→ TO DO:
Pictures aside, repeat every entry exactly.

→ SUPPLIED RECORDS:
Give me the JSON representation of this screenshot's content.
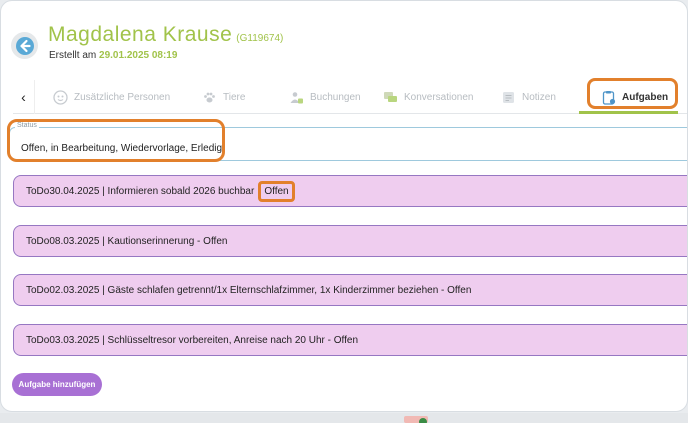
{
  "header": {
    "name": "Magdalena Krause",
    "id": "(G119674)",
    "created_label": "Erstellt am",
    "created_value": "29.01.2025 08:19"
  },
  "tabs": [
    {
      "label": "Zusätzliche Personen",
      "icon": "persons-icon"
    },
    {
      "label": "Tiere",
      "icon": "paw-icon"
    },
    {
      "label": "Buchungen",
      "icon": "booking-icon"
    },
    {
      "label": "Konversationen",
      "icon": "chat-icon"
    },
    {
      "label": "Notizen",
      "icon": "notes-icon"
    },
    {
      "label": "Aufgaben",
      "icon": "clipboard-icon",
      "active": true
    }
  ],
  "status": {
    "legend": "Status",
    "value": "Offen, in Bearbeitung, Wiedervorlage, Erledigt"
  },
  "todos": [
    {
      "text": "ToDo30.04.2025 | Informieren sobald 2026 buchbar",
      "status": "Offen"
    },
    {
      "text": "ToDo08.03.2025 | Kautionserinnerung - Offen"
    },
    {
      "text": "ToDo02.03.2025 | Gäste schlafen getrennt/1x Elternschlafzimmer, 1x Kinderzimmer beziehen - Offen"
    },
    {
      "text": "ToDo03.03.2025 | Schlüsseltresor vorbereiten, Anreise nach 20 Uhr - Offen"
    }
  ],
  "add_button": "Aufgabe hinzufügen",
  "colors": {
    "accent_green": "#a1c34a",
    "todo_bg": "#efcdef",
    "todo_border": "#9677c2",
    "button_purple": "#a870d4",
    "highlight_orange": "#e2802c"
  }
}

→ OUTPUT:
Give me the JSON representation of this screenshot's content.
{
  "header": {
    "name": "Magdalena Krause",
    "id": "(G119674)",
    "created_label": "Erstellt am",
    "created_value": "29.01.2025 08:19"
  },
  "tabs": [
    {
      "label": "Zusätzliche Personen",
      "icon": "persons-icon"
    },
    {
      "label": "Tiere",
      "icon": "paw-icon"
    },
    {
      "label": "Buchungen",
      "icon": "booking-icon"
    },
    {
      "label": "Konversationen",
      "icon": "chat-icon"
    },
    {
      "label": "Notizen",
      "icon": "notes-icon"
    },
    {
      "label": "Aufgaben",
      "icon": "clipboard-icon",
      "active": true
    }
  ],
  "status": {
    "legend": "Status",
    "value": "Offen, in Bearbeitung, Wiedervorlage, Erledigt"
  },
  "todos": [
    {
      "text": "ToDo30.04.2025 | Informieren sobald 2026 buchbar",
      "status": "Offen"
    },
    {
      "text": "ToDo08.03.2025 | Kautionserinnerung - Offen"
    },
    {
      "text": "ToDo02.03.2025 | Gäste schlafen getrennt/1x Elternschlafzimmer, 1x Kinderzimmer beziehen - Offen"
    },
    {
      "text": "ToDo03.03.2025 | Schlüsseltresor vorbereiten, Anreise nach 20 Uhr - Offen"
    }
  ],
  "add_button": "Aufgabe hinzufügen",
  "colors": {
    "accent_green": "#a1c34a",
    "todo_bg": "#efcdef",
    "todo_border": "#9677c2",
    "button_purple": "#a870d4",
    "highlight_orange": "#e2802c"
  }
}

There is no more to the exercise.